What am I talking about? see...... I work with between 35 and 40 sweetums everyday for whom reading is a bit of a struggle.  And I've noticed that for most if not all of them, the pace in the classroom is just way too fast.  I see that a lot with kiddles whom I don't serve, too.  On top of that, we now have the call for more rigor.  Before you get upset with me....just know that I am all about more rigor.    But....we have to be careful at the same time that we don't leave kiddles in the dust.  So when you get second through fifth graders every year who simply struggle because the rigor was too high too fast for them, it just breaks your little heart!  Most of the famous reading experts tell us that kiddles need to work in their just right realm and their ZPD to make the most growth with the quickest pace.  What do you do then so you don't leave any kiddles in the dust?  Start lower...start slower, build that foundation strong... make sure they get it, then move on.  Here's what I mean.  This is a fourth grade reading group who are working on analyzing text, determining important versus unimportant information, and noticing how the author grouped that information to make it easier to comprehend.  (They are visually categorizing the information by color coding it with highlighters.)

This group of student's instructional reading level is normally DRA 30 or Guided Reading Level N.  But here we are using a text that is at DRA 14/16 or Guided Reading Level H/I.  Why so easy?  Because they are just beginning to build a strong foundation in being able to analyze text deeply, determine important versus unimportant information, and categorize that information.  Whew!  It takes a lot of brain energy to do that when you are just learning, and by using an easier text, the students can concentrate on coordinating and using the new skills in their brains instead of on decoding or trying to figure out vocabulary and nuances that are found in more rigorous text.   We spent three days on this simple text, then quickly popped back up to their instructional level to use the same skills again.  Because we started low and slow (on the bunny slope) to build the foundation, we were not only able to go higher quickly, but now the kiddles are experts at using these new skills.  If I had started at a higher level, these students would not have been as strong in using their new skills and it would have taken a lot longer to get there.  So give it a try!  You'll soon see your sweetums moving on up to those "moguls."

And if you are looking for the ideal texts to use, check out our Leveled Reading Passages.  They allow you to teach a topic but also to differentiate for all the levels of your students because there are passages for levels A - I on that same topic.
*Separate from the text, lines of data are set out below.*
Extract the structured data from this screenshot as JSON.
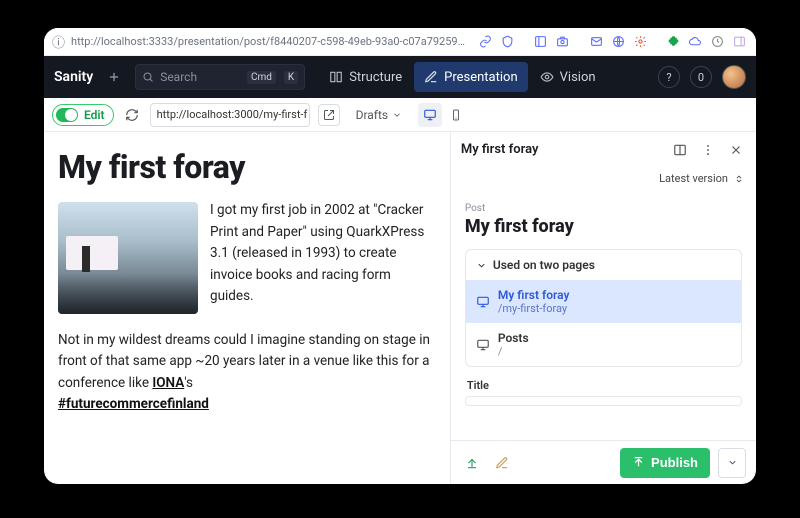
{
  "browser": {
    "url": "http://localhost:3333/presentation/post/f8440207-c598-49eb-93a0-c07a792599e2?previ…"
  },
  "topbar": {
    "brand": "Sanity",
    "search_placeholder": "Search",
    "kbd1": "Cmd",
    "kbd2": "K",
    "tabs": {
      "structure": "Structure",
      "presentation": "Presentation",
      "vision": "Vision"
    },
    "notification_count": "0"
  },
  "subbar": {
    "edit_label": "Edit",
    "preview_url": "http://localhost:3000/my-first-f",
    "drafts_label": "Drafts"
  },
  "preview": {
    "heading": "My first foray",
    "p1": "I got my first job in 2002 at \"Cracker Print and Paper\" using QuarkXPress 3.1 (released in 1993) to create invoice books and racing form guides.",
    "p2a": "Not in my wildest dreams could I imagine standing on stage in front of that same app ~20 years later in a venue like this for a conference like ",
    "link1": "IONA",
    "p2b": "'s ",
    "hashtag": "#futurecommercefinland"
  },
  "panel": {
    "doc_title": "My first foray",
    "version_label": "Latest version",
    "type_label": "Post",
    "heading": "My first foray",
    "used_on": "Used on two pages",
    "pages": [
      {
        "title": "My first foray",
        "path": "/my-first-foray",
        "selected": true
      },
      {
        "title": "Posts",
        "path": "/",
        "selected": false
      }
    ],
    "title_field_label": "Title",
    "publish_label": "Publish"
  }
}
We have them available for many fall topics and are just getting the final polish on holiday and winter themes, with many more to come.  Hot off the presses today...Winter is Here! You can grab it here.  We'll let you know as soon as the other new ones are posted.

Hey, have yourself a great rest of the week!  And I'll see you on the bunny slopes!